Volcanic Winter and Cold Tropical Uplands in Late Paleozoic Pangaea: A Thought Experiment

Monday, 15 December 2014
Nicholas G Heavens, Hampton University, Hampton, VA, United States and Gerilyn S Soreghan, Univ of Oklahoma, Norman, OK, United States
The Late Paleozoic Ice Age (LPIA) was the Earth’s most recent icehouse climate prior to the Cenozoic. At present, it is generally accepted that the latitudinal gradient in climate conditions was similar to the present icehouse. High-latitude ice sheets occasionally advanced into the mid-latitudes and retreated once more, but the tropics were warmer or similar in climate to the tropics during the Plio-Pleistocene.

Recently, this idea has been challenged by sedimentological evidence of glaciation and dry weathering in upland areas of the tropics as well as geochemical evidence for cold tropical oceans that is consistent with the sedimentological evidence.

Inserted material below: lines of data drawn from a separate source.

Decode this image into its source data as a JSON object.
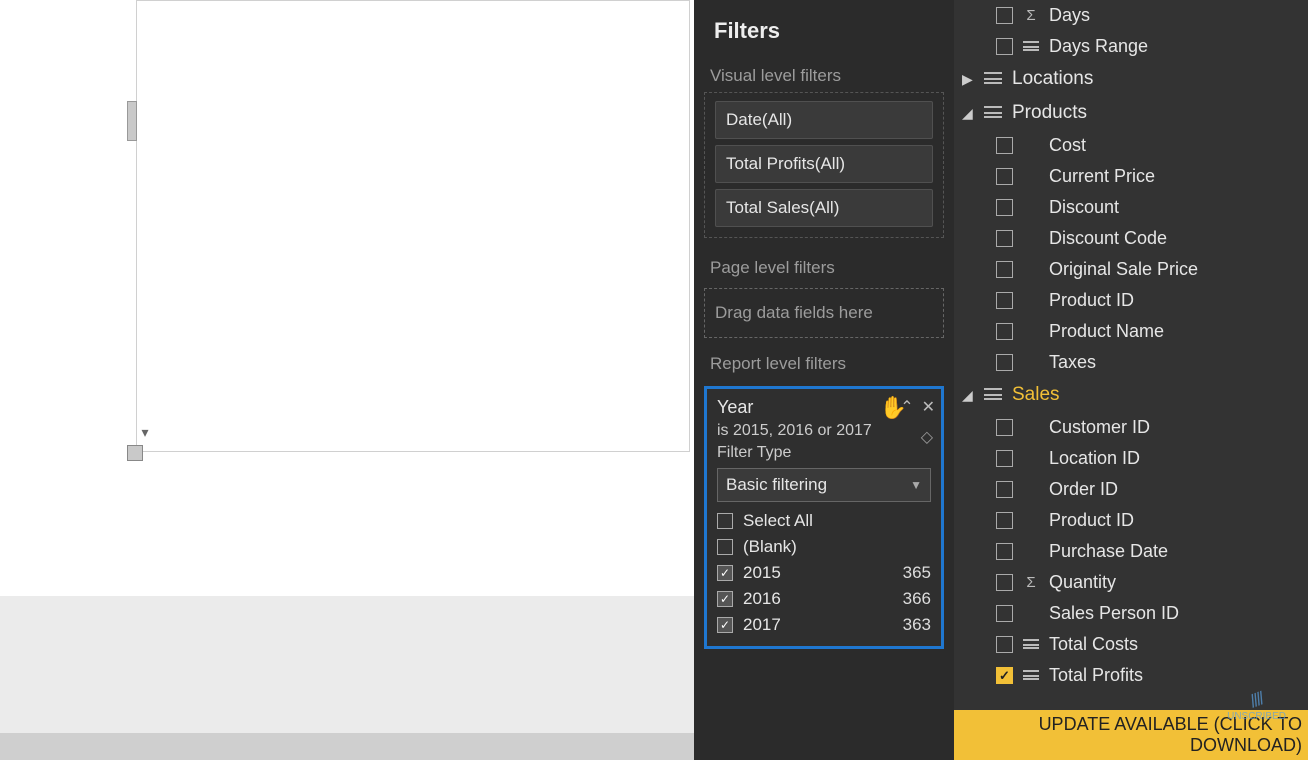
{
  "filters": {
    "title": "Filters",
    "visual_section": "Visual level filters",
    "visual_chips": [
      "Date(All)",
      "Total Profits(All)",
      "Total Sales(All)"
    ],
    "page_section": "Page level filters",
    "page_placeholder": "Drag data fields here",
    "report_section": "Report level filters",
    "year_card": {
      "title": "Year",
      "summary": "is 2015, 2016 or 2017",
      "type_label": "Filter Type",
      "type_value": "Basic filtering",
      "options": [
        {
          "label": "Select All",
          "checked": false,
          "count": ""
        },
        {
          "label": "(Blank)",
          "checked": false,
          "count": ""
        },
        {
          "label": "2015",
          "checked": true,
          "count": "365"
        },
        {
          "label": "2016",
          "checked": true,
          "count": "366"
        },
        {
          "label": "2017",
          "checked": true,
          "count": "363"
        }
      ]
    }
  },
  "fields": {
    "top_visible": [
      {
        "label": "Days",
        "icon": "sigma",
        "checked": false
      },
      {
        "label": "Days Range",
        "icon": "table",
        "checked": false
      }
    ],
    "tables": [
      {
        "name": "Locations",
        "expanded": false,
        "selected": false,
        "fields": []
      },
      {
        "name": "Products",
        "expanded": true,
        "selected": false,
        "fields": [
          {
            "label": "Cost",
            "checked": false,
            "icon": "none"
          },
          {
            "label": "Current Price",
            "checked": false,
            "icon": "none"
          },
          {
            "label": "Discount",
            "checked": false,
            "icon": "none"
          },
          {
            "label": "Discount Code",
            "checked": false,
            "icon": "none"
          },
          {
            "label": "Original Sale Price",
            "checked": false,
            "icon": "none"
          },
          {
            "label": "Product ID",
            "checked": false,
            "icon": "none"
          },
          {
            "label": "Product Name",
            "checked": false,
            "icon": "none"
          },
          {
            "label": "Taxes",
            "checked": false,
            "icon": "none"
          }
        ]
      },
      {
        "name": "Sales",
        "expanded": true,
        "selected": true,
        "fields": [
          {
            "label": "Customer ID",
            "checked": false,
            "icon": "none"
          },
          {
            "label": "Location ID",
            "checked": false,
            "icon": "none"
          },
          {
            "label": "Order ID",
            "checked": false,
            "icon": "none"
          },
          {
            "label": "Product ID",
            "checked": false,
            "icon": "none"
          },
          {
            "label": "Purchase Date",
            "checked": false,
            "icon": "none"
          },
          {
            "label": "Quantity",
            "checked": false,
            "icon": "sigma"
          },
          {
            "label": "Sales Person ID",
            "checked": false,
            "icon": "none"
          },
          {
            "label": "Total Costs",
            "checked": false,
            "icon": "table"
          },
          {
            "label": "Total Profits",
            "checked": true,
            "icon": "table"
          }
        ]
      }
    ]
  },
  "update_bar": "UPDATE AVAILABLE (CLICK TO DOWNLOAD)",
  "watermark": "UNSCRIBED"
}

These observations challenge current qualitative and quantitative models of Late Paleozoic climate, implying tropical climate may have been up to 15 degrees Celsius colder than the present day at some point during the LPIA.

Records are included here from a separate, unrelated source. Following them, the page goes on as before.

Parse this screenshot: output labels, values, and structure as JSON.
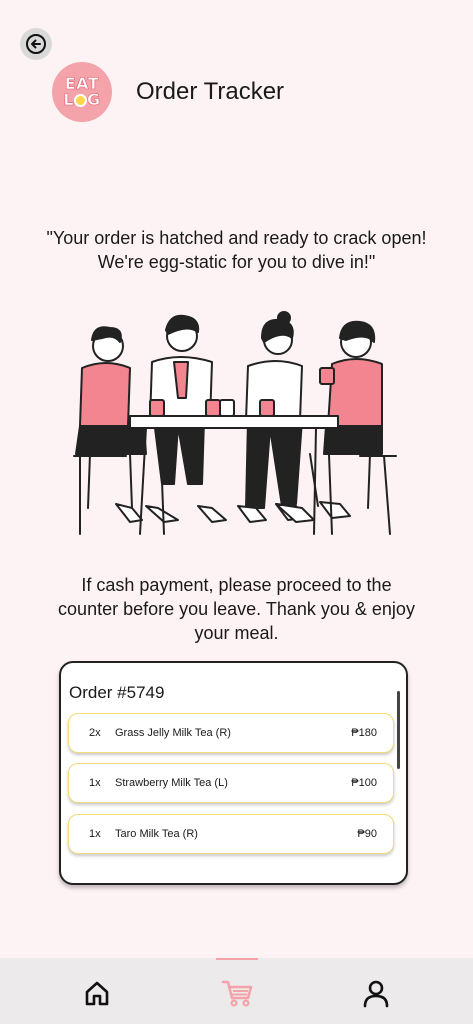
{
  "header": {
    "title": "Order Tracker",
    "logo_line1": "EAT",
    "logo_line2": "L G"
  },
  "messages": {
    "quote": "\"Your order is hatched and ready to crack open! We're egg-static for you to dive in!\"",
    "notice": "If cash payment, please proceed to the counter before you leave. Thank you & enjoy your meal."
  },
  "order": {
    "title": "Order #5749",
    "items": [
      {
        "qty": "2x",
        "name": "Grass Jelly Milk Tea (R)",
        "price": "₱180"
      },
      {
        "qty": "1x",
        "name": "Strawberry Milk Tea (L)",
        "price": "₱100"
      },
      {
        "qty": "1x",
        "name": "Taro Milk Tea (R)",
        "price": "₱90"
      }
    ]
  },
  "nav": {
    "active": "cart",
    "items": [
      "home-icon",
      "cart-icon",
      "profile-icon"
    ]
  },
  "colors": {
    "background": "#fdf3f4",
    "accent": "#f4a3aa",
    "item_border": "#f0dc7a",
    "nav_bg": "#eceaea"
  }
}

Here we consider whether the disparity between evidence for equatorial cold in Pangaea and current models can be explained by explosive volcanic activity associated with events such as the Hercynian orogen or the Kennedy-Connors-Auburn Silicic Large Igneous Province.

We find that the necessary radiative forcing for glaciation in low-latitude upland areas could be generated by explosive volcanic activity one to two orders of magnitude greater than the present day, perturbing a baseline climate with mid-latitude glaciation in both hemispheres.

Such a forcing would have potentially significant impacts on the carbon cycle and ice sheet dynamics, but these effects are not likely to be unambiguously detectable in the record. Instead, we argue that measurements of mass independent fractionation of S in lacustrine sediments or other deposits sampling meteoric water would be the least ambiguous test of a hypothetical volcanic driver for late Paleozoic cold.

This work was supported in part by the National Science Foundation, EAR-1337463.